## The problem
Write out the listing below without alteration, omitting its pictures.

——————————

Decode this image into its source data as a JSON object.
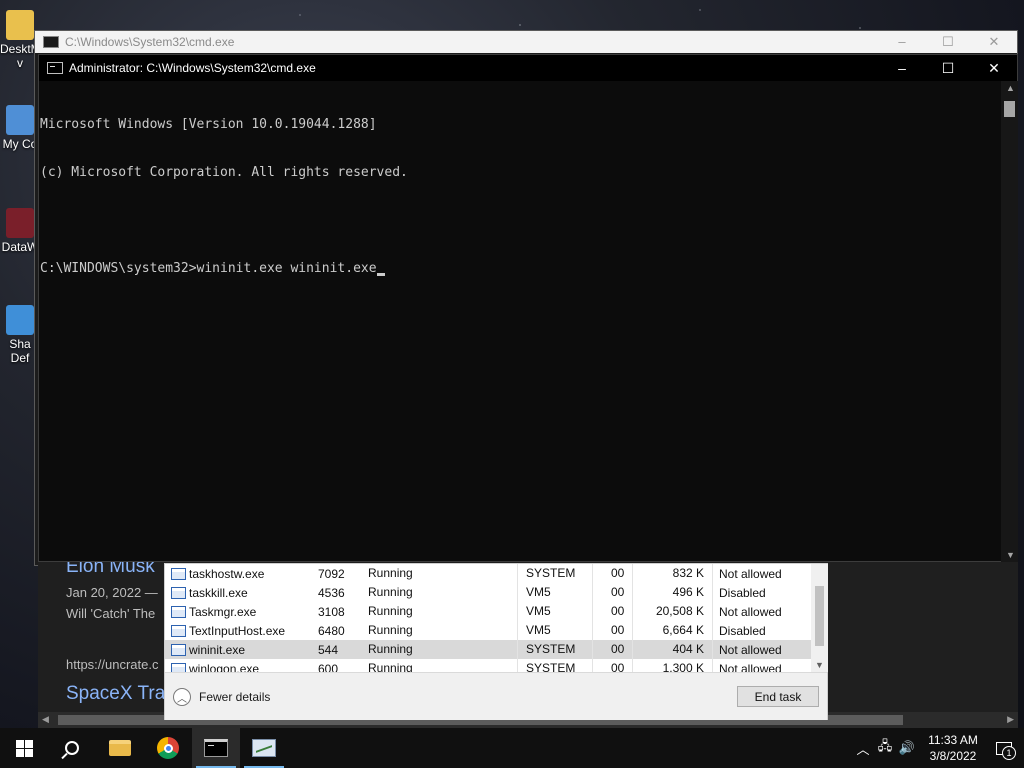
{
  "desktop": {
    "icons": [
      {
        "label": "DesktM\nv",
        "icon": "folder-icon"
      },
      {
        "label": "My Co",
        "icon": "computer-icon"
      },
      {
        "label": "DataW",
        "icon": "app-shortcut-icon"
      },
      {
        "label": "Sha\nDef",
        "icon": "shield-shortcut-icon"
      }
    ]
  },
  "cmd_back": {
    "title": "C:\\Windows\\System32\\cmd.exe",
    "minimize": "–",
    "maximize": "☐",
    "close": "✕"
  },
  "cmd_front": {
    "title": "Administrator: C:\\Windows\\System32\\cmd.exe",
    "minimize": "–",
    "maximize": "☐",
    "close": "✕",
    "lines": [
      "Microsoft Windows [Version 10.0.19044.1288]",
      "(c) Microsoft Corporation. All rights reserved.",
      "",
      "C:\\WINDOWS\\system32>wininit.exe wininit.exe"
    ]
  },
  "browser_bg": {
    "article1_title": "Elon Musk",
    "article1_date": "Jan 20, 2022 —",
    "article1_snippet": "Will 'Catch' The",
    "article_url": "https://uncrate.c",
    "article2_title": "SpaceX Tra"
  },
  "task_manager": {
    "rows": [
      {
        "name": "taskhostw.exe",
        "pid": "7092",
        "status": "Running",
        "user": "SYSTEM",
        "cpu": "00",
        "memory": "832 K",
        "uac": "Not allowed",
        "selected": false
      },
      {
        "name": "taskkill.exe",
        "pid": "4536",
        "status": "Running",
        "user": "VM5",
        "cpu": "00",
        "memory": "496 K",
        "uac": "Disabled",
        "selected": false
      },
      {
        "name": "Taskmgr.exe",
        "pid": "3108",
        "status": "Running",
        "user": "VM5",
        "cpu": "00",
        "memory": "20,508 K",
        "uac": "Not allowed",
        "selected": false
      },
      {
        "name": "TextInputHost.exe",
        "pid": "6480",
        "status": "Running",
        "user": "VM5",
        "cpu": "00",
        "memory": "6,664 K",
        "uac": "Disabled",
        "selected": false
      },
      {
        "name": "wininit.exe",
        "pid": "544",
        "status": "Running",
        "user": "SYSTEM",
        "cpu": "00",
        "memory": "404 K",
        "uac": "Not allowed",
        "selected": true
      },
      {
        "name": "winlogon.exe",
        "pid": "600",
        "status": "Running",
        "user": "SYSTEM",
        "cpu": "00",
        "memory": "1,300 K",
        "uac": "Not allowed",
        "selected": false
      }
    ],
    "fewer_details": "Fewer details",
    "end_task": "End task"
  },
  "taskbar": {
    "apps": [
      "start-button",
      "search-button",
      "file-explorer",
      "chrome",
      "command-prompt",
      "task-manager"
    ],
    "time": "11:33 AM",
    "date": "3/8/2022",
    "notification_count": "1"
  }
}
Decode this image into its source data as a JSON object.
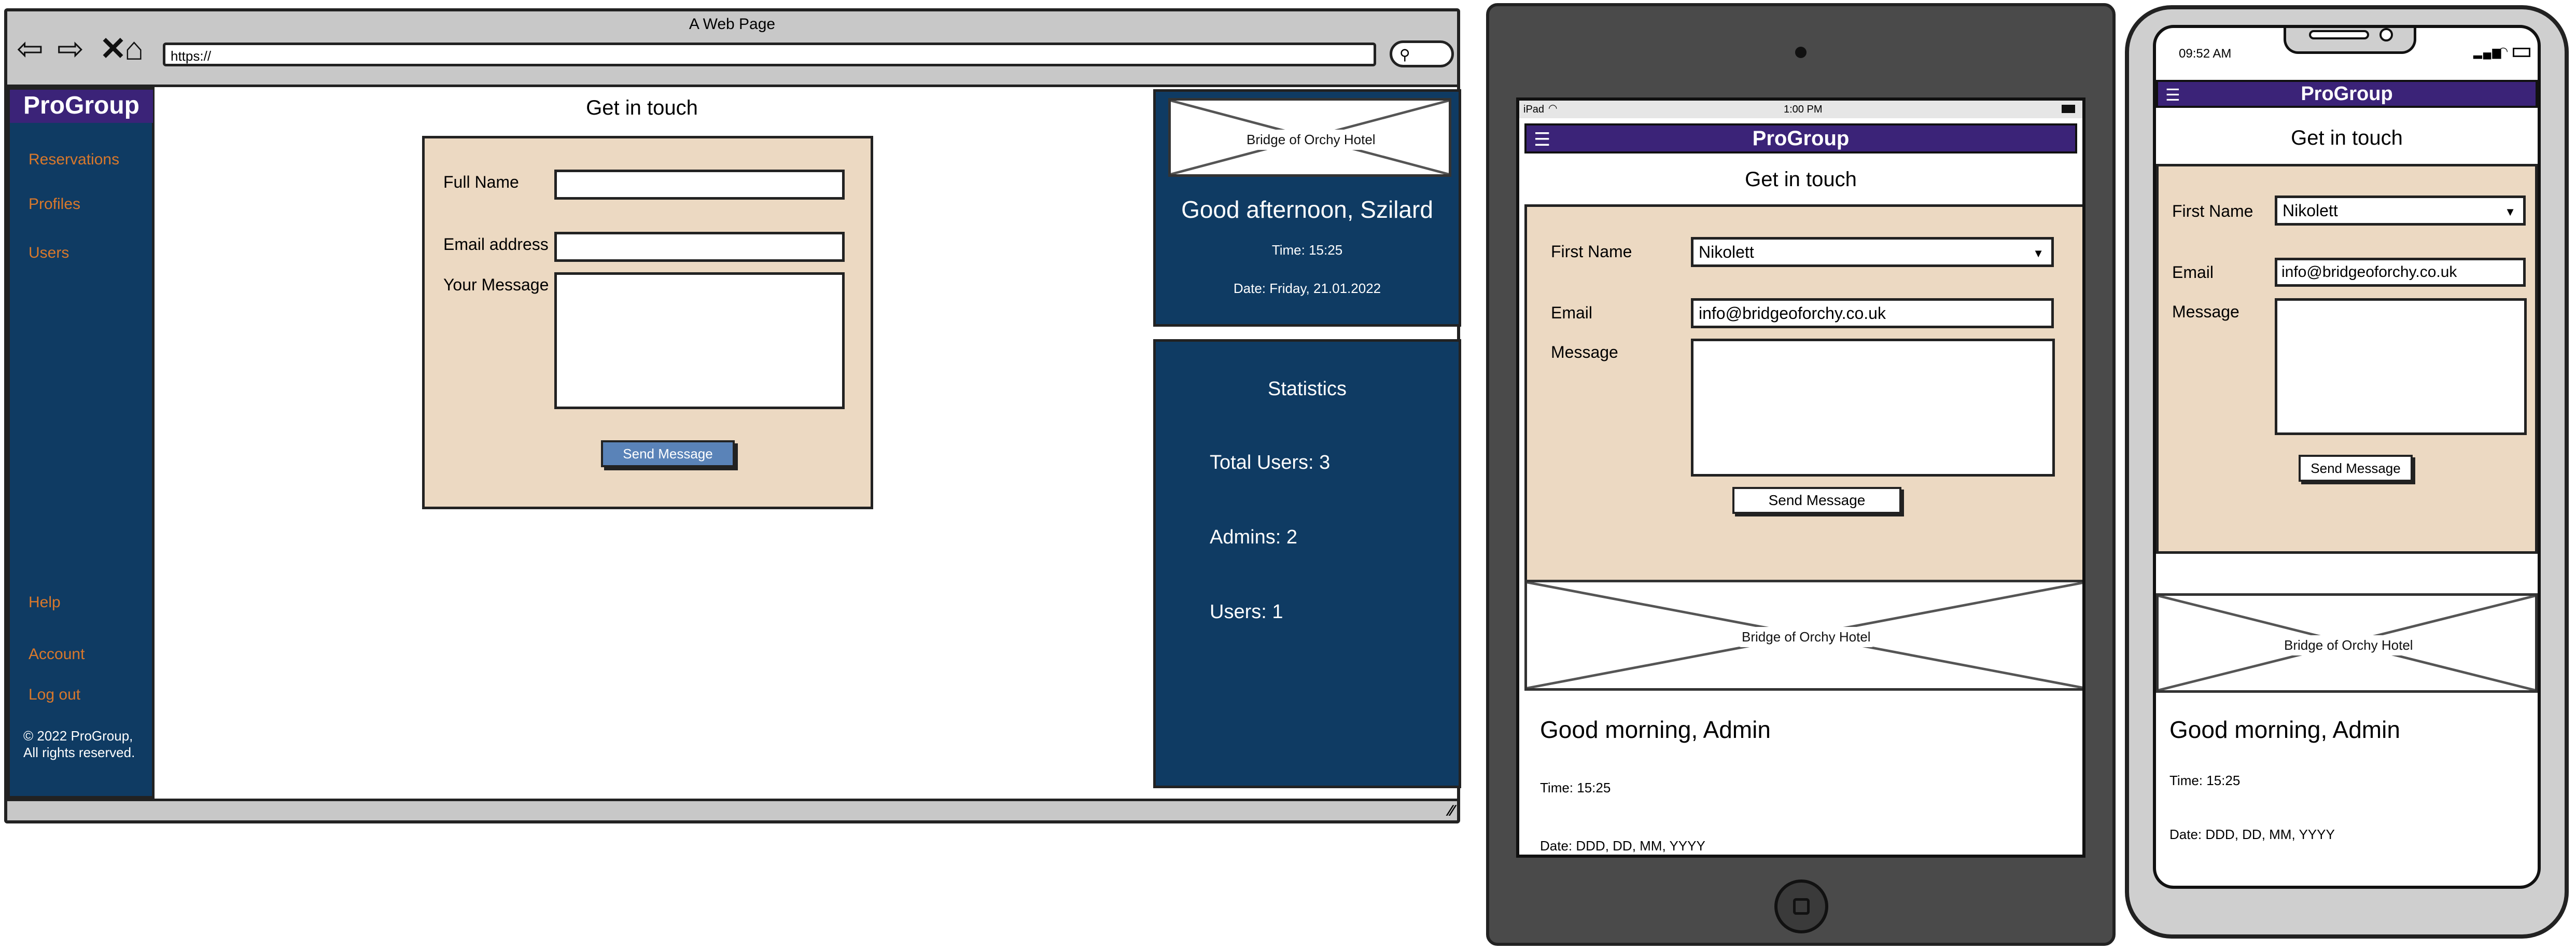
{
  "desktop": {
    "window_title": "A Web Page",
    "url": "https://",
    "brand": "ProGroup",
    "nav": {
      "reservations": "Reservations",
      "profiles": "Profiles",
      "users": "Users",
      "help": "Help",
      "account": "Account",
      "logout": "Log out"
    },
    "footer_line1": "© 2022 ProGroup,",
    "footer_line2": "All rights reserved.",
    "form": {
      "heading": "Get in touch",
      "full_name_label": "Full Name",
      "email_label": "Email address",
      "message_label": "Your Message",
      "send_label": "Send Message"
    },
    "hotel_image_label": "Bridge of Orchy Hotel",
    "greeting": "Good afternoon, Szilard",
    "time": "Time: 15:25",
    "date": "Date: Friday, 21.01.2022",
    "stats": {
      "title": "Statistics",
      "total_users": "Total Users: 3",
      "admins": "Admins: 2",
      "users": "Users: 1"
    }
  },
  "tablet": {
    "status_left": "iPad",
    "status_time": "1:00 PM",
    "brand": "ProGroup",
    "heading": "Get in touch",
    "first_name_label": "First Name",
    "first_name_value": "Nikolett",
    "email_label": "Email",
    "email_value": "info@bridgeoforchy.co.uk",
    "message_label": "Message",
    "send_label": "Send Message",
    "hotel_image_label": "Bridge of Orchy Hotel",
    "greeting": "Good morning, Admin",
    "time": "Time: 15:25",
    "date": "Date: DDD, DD, MM, YYYY"
  },
  "phone": {
    "status_time": "09:52 AM",
    "brand": "ProGroup",
    "heading": "Get in touch",
    "first_name_label": "First Name",
    "first_name_value": "Nikolett",
    "email_label": "Email",
    "email_value": "info@bridgeoforchy.co.uk",
    "message_label": "Message",
    "send_label": "Send Message",
    "hotel_image_label": "Bridge of Orchy Hotel",
    "greeting": "Good morning, Admin",
    "time": "Time: 15:25",
    "date": "Date: DDD, DD, MM, YYYY"
  },
  "icons": {
    "back": "back-arrow-icon",
    "forward": "forward-arrow-icon",
    "close": "close-icon",
    "home": "home-icon",
    "search": "search-icon",
    "menu": "hamburger-menu-icon",
    "dropdown": "chevron-down-icon",
    "home_button": "home-button-icon"
  },
  "colors": {
    "brand_purple": "#3b2378",
    "navy": "#0f3b63",
    "form_beige": "#ecd9c2",
    "link_orange": "#d9782b",
    "button_blue": "#5a83b8"
  }
}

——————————

## Written answer
Decode this image into its source data as a JSON object.
{
  "desktop": {
    "icons": [
      {
        "label": "DesktM\nv",
        "icon": "folder-icon"
      },
      {
        "label": "My Co",
        "icon": "computer-icon"
      },
      {
        "label": "DataW",
        "icon": "app-shortcut-icon"
      },
      {
        "label": "Sha\nDef",
        "icon": "shield-shortcut-icon"
      }
    ]
  },
  "cmd_back": {
    "title": "C:\\Windows\\System32\\cmd.exe",
    "minimize": "–",
    "maximize": "☐",
    "close": "✕"
  },
  "cmd_front": {
    "title": "Administrator: C:\\Windows\\System32\\cmd.exe",
    "minimize": "–",
    "maximize": "☐",
    "close": "✕",
    "lines": [
      "Microsoft Windows [Version 10.0.19044.1288]",
      "(c) Microsoft Corporation. All rights reserved.",
      "",
      "C:\\WINDOWS\\system32>wininit.exe wininit.exe"
    ]
  },
  "browser_bg": {
    "article1_title": "Elon Musk",
    "article1_date": "Jan 20, 2022 —",
    "article1_snippet": "Will 'Catch' The",
    "article_url": "https://uncrate.c",
    "article2_title": "SpaceX Tra"
  },
  "task_manager": {
    "rows": [
      {
        "name": "taskhostw.exe",
        "pid": "7092",
        "status": "Running",
        "user": "SYSTEM",
        "cpu": "00",
        "memory": "832 K",
        "uac": "Not allowed",
        "selected": false
      },
      {
        "name": "taskkill.exe",
        "pid": "4536",
        "status": "Running",
        "user": "VM5",
        "cpu": "00",
        "memory": "496 K",
        "uac": "Disabled",
        "selected": false
      },
      {
        "name": "Taskmgr.exe",
        "pid": "3108",
        "status": "Running",
        "user": "VM5",
        "cpu": "00",
        "memory": "20,508 K",
        "uac": "Not allowed",
        "selected": false
      },
      {
        "name": "TextInputHost.exe",
        "pid": "6480",
        "status": "Running",
        "user": "VM5",
        "cpu": "00",
        "memory": "6,664 K",
        "uac": "Disabled",
        "selected": false
      },
      {
        "name": "wininit.exe",
        "pid": "544",
        "status": "Running",
        "user": "SYSTEM",
        "cpu": "00",
        "memory": "404 K",
        "uac": "Not allowed",
        "selected": true
      },
      {
        "name": "winlogon.exe",
        "pid": "600",
        "status": "Running",
        "user": "SYSTEM",
        "cpu": "00",
        "memory": "1,300 K",
        "uac": "Not allowed",
        "selected": false
      }
    ],
    "fewer_details": "Fewer details",
    "end_task": "End task"
  },
  "taskbar": {
    "apps": [
      "start-button",
      "search-button",
      "file-explorer",
      "chrome",
      "command-prompt",
      "task-manager"
    ],
    "time": "11:33 AM",
    "date": "3/8/2022",
    "notification_count": "1"
  }
}
Decode this image into its source data as a JSON object.
{
  "desktop": {
    "window_title": "A Web Page",
    "url": "https://",
    "brand": "ProGroup",
    "nav": {
      "reservations": "Reservations",
      "profiles": "Profiles",
      "users": "Users",
      "help": "Help",
      "account": "Account",
      "logout": "Log out"
    },
    "footer_line1": "© 2022 ProGroup,",
    "footer_line2": "All rights reserved.",
    "form": {
      "heading": "Get in touch",
      "full_name_label": "Full Name",
      "email_label": "Email address",
      "message_label": "Your Message",
      "send_label": "Send Message"
    },
    "hotel_image_label": "Bridge of Orchy Hotel",
    "greeting": "Good afternoon, Szilard",
    "time": "Time: 15:25",
    "date": "Date: Friday, 21.01.2022",
    "stats": {
      "title": "Statistics",
      "total_users": "Total Users: 3",
      "admins": "Admins: 2",
      "users": "Users: 1"
    }
  },
  "tablet": {
    "status_left": "iPad",
    "status_time": "1:00 PM",
    "brand": "ProGroup",
    "heading": "Get in touch",
    "first_name_label": "First Name",
    "first_name_value": "Nikolett",
    "email_label": "Email",
    "email_value": "info@bridgeoforchy.co.uk",
    "message_label": "Message",
    "send_label": "Send Message",
    "hotel_image_label": "Bridge of Orchy Hotel",
    "greeting": "Good morning, Admin",
    "time": "Time: 15:25",
    "date": "Date: DDD, DD, MM, YYYY"
  },
  "phone": {
    "status_time": "09:52 AM",
    "brand": "ProGroup",
    "heading": "Get in touch",
    "first_name_label": "First Name",
    "first_name_value": "Nikolett",
    "email_label": "Email",
    "email_value": "info@bridgeoforchy.co.uk",
    "message_label": "Message",
    "send_label": "Send Message",
    "hotel_image_label": "Bridge of Orchy Hotel",
    "greeting": "Good morning, Admin",
    "time": "Time: 15:25",
    "date": "Date: DDD, DD, MM, YYYY"
  },
  "icons": {
    "back": "back-arrow-icon",
    "forward": "forward-arrow-icon",
    "close": "close-icon",
    "home": "home-icon",
    "search": "search-icon",
    "menu": "hamburger-menu-icon",
    "dropdown": "chevron-down-icon",
    "home_button": "home-button-icon"
  },
  "colors": {
    "brand_purple": "#3b2378",
    "navy": "#0f3b63",
    "form_beige": "#ecd9c2",
    "link_orange": "#d9782b",
    "button_blue": "#5a83b8"
  }
}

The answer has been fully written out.